Glove selection chart

Consult this chart for an overview of commonly used glove types and their general advantages and disadvantages.

Read Glove Selection and Usage for more information on how to select the right glove for a job.
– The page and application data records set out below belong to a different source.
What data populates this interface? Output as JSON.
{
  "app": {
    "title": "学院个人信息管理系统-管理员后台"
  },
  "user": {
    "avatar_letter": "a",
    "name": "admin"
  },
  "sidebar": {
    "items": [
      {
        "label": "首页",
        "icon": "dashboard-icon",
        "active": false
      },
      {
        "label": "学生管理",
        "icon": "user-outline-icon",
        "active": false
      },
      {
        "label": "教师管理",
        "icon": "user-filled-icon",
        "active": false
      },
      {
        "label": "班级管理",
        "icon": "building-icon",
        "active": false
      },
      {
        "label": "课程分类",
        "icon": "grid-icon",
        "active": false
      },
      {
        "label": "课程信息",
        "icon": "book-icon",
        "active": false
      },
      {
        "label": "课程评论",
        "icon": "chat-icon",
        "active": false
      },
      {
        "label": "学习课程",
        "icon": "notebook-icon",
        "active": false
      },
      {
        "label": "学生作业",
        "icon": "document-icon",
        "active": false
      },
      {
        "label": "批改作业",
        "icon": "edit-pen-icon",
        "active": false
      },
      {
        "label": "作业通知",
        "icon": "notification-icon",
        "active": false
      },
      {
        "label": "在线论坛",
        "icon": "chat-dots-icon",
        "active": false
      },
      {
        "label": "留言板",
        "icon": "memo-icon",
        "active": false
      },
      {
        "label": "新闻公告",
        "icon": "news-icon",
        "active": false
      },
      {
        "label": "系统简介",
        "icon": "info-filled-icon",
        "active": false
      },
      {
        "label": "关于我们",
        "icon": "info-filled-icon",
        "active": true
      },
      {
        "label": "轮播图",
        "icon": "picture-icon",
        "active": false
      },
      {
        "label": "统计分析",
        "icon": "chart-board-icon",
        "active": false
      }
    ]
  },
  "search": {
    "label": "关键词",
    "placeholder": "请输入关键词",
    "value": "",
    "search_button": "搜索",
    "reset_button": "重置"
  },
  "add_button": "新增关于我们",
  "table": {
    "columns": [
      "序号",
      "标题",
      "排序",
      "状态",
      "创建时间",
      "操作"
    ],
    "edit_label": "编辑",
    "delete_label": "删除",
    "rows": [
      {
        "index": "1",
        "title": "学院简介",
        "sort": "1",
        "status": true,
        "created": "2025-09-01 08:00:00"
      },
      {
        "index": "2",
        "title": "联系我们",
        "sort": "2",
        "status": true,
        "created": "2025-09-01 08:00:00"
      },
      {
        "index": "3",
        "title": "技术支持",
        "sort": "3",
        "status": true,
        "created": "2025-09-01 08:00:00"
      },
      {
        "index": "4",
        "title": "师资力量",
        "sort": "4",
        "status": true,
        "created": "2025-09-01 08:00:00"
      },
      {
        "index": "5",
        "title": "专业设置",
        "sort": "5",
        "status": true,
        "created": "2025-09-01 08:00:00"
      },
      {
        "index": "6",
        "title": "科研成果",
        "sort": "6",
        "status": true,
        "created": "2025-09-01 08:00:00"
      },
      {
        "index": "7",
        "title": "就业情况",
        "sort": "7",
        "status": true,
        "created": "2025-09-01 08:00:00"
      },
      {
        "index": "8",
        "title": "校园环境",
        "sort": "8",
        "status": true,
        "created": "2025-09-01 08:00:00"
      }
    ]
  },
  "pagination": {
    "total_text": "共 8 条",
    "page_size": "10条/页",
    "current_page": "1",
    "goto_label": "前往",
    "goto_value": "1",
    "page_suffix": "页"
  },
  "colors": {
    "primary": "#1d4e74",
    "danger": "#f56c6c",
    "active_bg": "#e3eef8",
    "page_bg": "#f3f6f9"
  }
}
Glove material Intended use Advantages and disadvantages
Latex (natural rubber) Incidental contact
  • Good for biological and water-based materials
  • Poor for organic solvents
  • Little chemical protection
  • Hard to detect puncture holes
  • Can cause or trigger latex allergies
Nitrile Incidental contact
  • Good for solvents, oils, greases, and some acids and bases
  • Clear indication of tears and breaks
  • Good alternative for those with latex allergies
Butyl rubber Extended contact
  • Good for ketones and esters
  • Poor for gasoline and aliphatic, aromatic, and halogenated hydrocarbons
Neoprene Extended contact
  • Good for acids, bases, alcohols, fuels, peroxides, hydrocarbons, and phenols
  • Poor for halogenated and aromatic hydrocarbons
Norfoil Extended contact
  • Good for most hazardous chemicals
  • Poor fit (Note: Dexterity can be partially regained by using a heavier weight Nitrile glove over the Norfoil glove. Also, 4H brand gloves tend to provide better dexterity than the Silver Shield brand.)
Viton Extended contact
  • Good for chlorinated and aromatic solvents
  • Good resistance to cuts and abrasions
  • Poor for ketones
Polyvinyl chloride (PVC) Specific use
  • Good for acids, bases, oils, fats, peroxides, and amines
  • Good resistance to abrasions
  • Poor for most organic solvents
Polyvinyl alcohol (PVA) Specific use
  • Good for aromatic and chlorinated solvents
  • Poor for water-based solutions

For more glove selection charts, see Additional Resources for Glove Selection.